Luxury brands such as Silversea, Scenic Eclipse, and Seabourn fall into this category. And it may include adjusting the length of a zodiac cruise based on how cold or windy it is, finding an alternative landing site because it would be more challenging, changing from landing to zodiac, canceling the landing, offering more options that are less physically challenging, etc. Many small accommodations are made, which can include such things as a constant run of zodiacs from shore back to the ship, so if you want to spend less time on land than is allotted, it is not a problem.
The Drake Passage vs. Fly The Drake
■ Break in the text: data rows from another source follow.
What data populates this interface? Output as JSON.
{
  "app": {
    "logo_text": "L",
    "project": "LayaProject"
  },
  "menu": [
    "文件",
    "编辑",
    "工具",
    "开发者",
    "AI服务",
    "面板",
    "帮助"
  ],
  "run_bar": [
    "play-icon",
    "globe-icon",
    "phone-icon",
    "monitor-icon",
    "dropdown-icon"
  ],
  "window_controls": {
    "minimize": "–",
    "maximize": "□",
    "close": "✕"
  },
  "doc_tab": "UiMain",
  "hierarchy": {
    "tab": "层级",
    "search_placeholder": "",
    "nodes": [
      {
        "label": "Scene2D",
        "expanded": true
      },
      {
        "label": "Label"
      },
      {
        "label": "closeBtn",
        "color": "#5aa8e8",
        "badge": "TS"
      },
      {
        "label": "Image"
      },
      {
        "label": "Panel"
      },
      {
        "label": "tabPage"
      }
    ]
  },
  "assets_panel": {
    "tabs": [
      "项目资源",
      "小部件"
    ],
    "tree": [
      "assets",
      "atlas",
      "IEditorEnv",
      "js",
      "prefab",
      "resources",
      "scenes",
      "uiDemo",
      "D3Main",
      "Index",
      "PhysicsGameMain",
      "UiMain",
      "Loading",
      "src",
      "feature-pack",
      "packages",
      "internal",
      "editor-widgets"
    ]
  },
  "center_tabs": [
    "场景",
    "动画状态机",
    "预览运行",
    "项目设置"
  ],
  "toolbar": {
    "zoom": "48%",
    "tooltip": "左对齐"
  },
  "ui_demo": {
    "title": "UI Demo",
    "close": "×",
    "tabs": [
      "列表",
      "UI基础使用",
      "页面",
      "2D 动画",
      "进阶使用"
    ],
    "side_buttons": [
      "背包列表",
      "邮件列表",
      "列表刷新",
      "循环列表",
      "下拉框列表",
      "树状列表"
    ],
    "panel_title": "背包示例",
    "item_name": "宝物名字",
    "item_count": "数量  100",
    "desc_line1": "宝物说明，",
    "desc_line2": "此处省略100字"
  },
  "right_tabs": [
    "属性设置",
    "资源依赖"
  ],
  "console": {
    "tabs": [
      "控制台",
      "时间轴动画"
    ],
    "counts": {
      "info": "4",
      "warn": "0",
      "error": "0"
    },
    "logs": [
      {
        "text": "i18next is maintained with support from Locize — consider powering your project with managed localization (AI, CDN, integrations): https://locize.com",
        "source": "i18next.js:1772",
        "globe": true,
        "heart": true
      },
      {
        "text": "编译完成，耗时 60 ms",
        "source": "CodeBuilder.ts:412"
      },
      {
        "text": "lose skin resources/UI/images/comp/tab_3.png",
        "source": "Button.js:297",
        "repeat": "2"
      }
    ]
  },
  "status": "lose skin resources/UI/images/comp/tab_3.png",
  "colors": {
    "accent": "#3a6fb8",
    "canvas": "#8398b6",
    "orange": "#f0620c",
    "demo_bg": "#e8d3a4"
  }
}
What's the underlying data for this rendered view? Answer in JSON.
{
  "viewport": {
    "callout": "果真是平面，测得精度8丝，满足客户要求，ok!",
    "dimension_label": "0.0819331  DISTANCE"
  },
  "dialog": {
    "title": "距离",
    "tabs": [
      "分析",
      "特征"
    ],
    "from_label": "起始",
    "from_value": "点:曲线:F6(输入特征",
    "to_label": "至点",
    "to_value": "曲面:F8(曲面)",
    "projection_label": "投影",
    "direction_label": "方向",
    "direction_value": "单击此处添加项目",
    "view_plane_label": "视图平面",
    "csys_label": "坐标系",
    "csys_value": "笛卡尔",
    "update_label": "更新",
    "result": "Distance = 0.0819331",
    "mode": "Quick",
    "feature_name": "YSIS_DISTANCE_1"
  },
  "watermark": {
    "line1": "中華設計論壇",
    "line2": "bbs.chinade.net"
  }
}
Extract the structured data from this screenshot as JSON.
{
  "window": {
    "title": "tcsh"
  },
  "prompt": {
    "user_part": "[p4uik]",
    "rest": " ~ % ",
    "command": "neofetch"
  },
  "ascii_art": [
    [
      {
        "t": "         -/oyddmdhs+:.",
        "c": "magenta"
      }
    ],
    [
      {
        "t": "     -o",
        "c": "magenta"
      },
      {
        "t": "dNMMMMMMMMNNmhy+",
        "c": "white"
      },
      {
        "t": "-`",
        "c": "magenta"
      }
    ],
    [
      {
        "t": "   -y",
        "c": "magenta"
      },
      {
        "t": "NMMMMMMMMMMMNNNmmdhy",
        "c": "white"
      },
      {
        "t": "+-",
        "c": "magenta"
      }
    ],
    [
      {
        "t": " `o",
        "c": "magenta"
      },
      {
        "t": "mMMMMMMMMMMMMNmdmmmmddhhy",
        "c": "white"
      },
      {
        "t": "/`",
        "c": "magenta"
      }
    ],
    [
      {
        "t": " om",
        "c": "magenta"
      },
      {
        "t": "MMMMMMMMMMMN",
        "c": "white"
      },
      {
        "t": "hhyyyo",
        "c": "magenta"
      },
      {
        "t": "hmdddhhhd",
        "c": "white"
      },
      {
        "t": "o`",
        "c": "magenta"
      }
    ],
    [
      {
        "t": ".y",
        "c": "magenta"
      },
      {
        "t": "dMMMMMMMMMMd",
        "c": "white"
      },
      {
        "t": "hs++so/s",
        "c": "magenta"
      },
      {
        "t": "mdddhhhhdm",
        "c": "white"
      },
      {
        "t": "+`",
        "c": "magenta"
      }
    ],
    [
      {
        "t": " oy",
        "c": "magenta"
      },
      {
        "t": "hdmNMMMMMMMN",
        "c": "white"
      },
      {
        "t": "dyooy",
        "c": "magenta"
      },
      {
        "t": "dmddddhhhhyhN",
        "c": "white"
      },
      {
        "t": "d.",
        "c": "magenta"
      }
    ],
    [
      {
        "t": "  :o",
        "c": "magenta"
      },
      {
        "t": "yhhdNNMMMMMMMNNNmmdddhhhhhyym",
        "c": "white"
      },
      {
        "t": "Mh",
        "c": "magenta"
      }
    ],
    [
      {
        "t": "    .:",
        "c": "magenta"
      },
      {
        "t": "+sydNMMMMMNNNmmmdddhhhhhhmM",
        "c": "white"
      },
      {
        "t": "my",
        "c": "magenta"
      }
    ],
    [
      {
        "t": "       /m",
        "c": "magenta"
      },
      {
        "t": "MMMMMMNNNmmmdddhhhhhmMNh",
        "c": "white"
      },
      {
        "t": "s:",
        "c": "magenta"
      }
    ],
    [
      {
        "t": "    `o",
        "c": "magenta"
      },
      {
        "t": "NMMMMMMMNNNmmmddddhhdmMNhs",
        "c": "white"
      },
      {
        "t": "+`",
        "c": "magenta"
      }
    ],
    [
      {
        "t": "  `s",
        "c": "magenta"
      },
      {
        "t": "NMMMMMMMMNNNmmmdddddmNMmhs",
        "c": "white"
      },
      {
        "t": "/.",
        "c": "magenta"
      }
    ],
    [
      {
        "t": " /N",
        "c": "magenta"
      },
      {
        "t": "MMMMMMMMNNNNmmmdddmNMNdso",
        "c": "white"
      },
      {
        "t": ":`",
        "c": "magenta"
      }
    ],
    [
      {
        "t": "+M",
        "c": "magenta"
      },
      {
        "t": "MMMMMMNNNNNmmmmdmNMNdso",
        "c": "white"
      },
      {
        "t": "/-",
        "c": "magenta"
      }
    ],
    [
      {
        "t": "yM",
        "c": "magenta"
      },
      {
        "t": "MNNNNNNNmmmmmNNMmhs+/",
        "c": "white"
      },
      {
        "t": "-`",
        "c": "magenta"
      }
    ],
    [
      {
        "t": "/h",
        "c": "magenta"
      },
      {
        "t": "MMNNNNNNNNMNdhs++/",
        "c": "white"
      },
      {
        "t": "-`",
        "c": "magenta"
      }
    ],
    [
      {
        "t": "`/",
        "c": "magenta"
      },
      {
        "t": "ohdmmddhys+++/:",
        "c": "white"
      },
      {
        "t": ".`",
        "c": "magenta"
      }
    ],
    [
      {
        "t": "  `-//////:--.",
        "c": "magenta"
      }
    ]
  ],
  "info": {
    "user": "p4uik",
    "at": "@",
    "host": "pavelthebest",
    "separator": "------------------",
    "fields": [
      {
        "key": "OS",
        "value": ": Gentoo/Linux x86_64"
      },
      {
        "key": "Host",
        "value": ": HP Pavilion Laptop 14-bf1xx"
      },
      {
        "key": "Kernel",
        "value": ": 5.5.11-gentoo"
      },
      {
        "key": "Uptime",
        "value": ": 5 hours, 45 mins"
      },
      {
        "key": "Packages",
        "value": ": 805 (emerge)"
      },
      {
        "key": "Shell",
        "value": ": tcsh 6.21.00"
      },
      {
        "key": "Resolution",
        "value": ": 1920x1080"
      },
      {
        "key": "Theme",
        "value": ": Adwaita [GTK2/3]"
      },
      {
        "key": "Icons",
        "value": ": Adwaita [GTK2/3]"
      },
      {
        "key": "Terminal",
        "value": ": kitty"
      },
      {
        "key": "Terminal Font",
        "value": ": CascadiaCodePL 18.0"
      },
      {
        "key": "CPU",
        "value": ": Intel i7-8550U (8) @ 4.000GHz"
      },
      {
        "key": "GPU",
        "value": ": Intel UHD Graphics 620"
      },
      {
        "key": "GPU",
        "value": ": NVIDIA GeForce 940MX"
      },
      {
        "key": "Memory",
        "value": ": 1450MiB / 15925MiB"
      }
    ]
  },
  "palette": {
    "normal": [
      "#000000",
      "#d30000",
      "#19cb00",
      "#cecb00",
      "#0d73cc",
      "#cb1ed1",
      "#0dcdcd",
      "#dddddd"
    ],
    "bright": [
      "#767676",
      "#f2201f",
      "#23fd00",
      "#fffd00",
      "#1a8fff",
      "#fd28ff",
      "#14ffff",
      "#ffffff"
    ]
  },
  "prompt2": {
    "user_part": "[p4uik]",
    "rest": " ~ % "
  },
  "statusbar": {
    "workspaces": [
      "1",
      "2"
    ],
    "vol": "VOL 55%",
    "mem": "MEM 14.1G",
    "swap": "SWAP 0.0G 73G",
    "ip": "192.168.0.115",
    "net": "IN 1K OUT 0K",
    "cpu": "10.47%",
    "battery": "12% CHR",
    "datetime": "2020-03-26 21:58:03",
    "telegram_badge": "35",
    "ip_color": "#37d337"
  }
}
For those considering Antarctica, one of the most vocal concerns is The Drake Passage. I gotta be honest, “The Bark is Worse Than the Bite.” I have made the crossing twelve times, and only once was it a bit dodgy (and that was on an old ship that had broken stabilizers).
I also think it is important to settle into the expedition experience, spending time with your expedition team, being out on deck looking for whales and birds, and just getting your head into the game. And, of course, nothing compares to an early morning arrival in Antarctica and the views just blowing you away.
That said, the luxury expedition market created a new option: Fly the Drake. You fly to Santiago, Chile, overnight, fly to Punta Arenas, Chile, overnight, and then fly to King George Island to board your expedition ship. Yes, that is a lot of flying, and there are issues with weather delaying your flight into or out of King George Island, but it avoids the Drake Passage. (I will be experiencing this next month and will report back.)
This concept has been adopted by more expedition companies and has even been modified by some to include fly one way and sail the other.
So Much More To Discuss!
While I hope this article has given you a solid introduction to expedition cruising, the reality is that there is so much more to know and discuss. Goldring Travel wants to be sure you are traveling with the right expedition company, on the right expedition ship, and, of course, on the right expedition itinerary.
Remember, You Don’t Know What You Don’t Know but Goldring Travel does know. I have been there, done that, and done it again and again.
While I enjoy writing and talking about the expedition cruise experience, what is more enjoyable is arranging Your Expedition!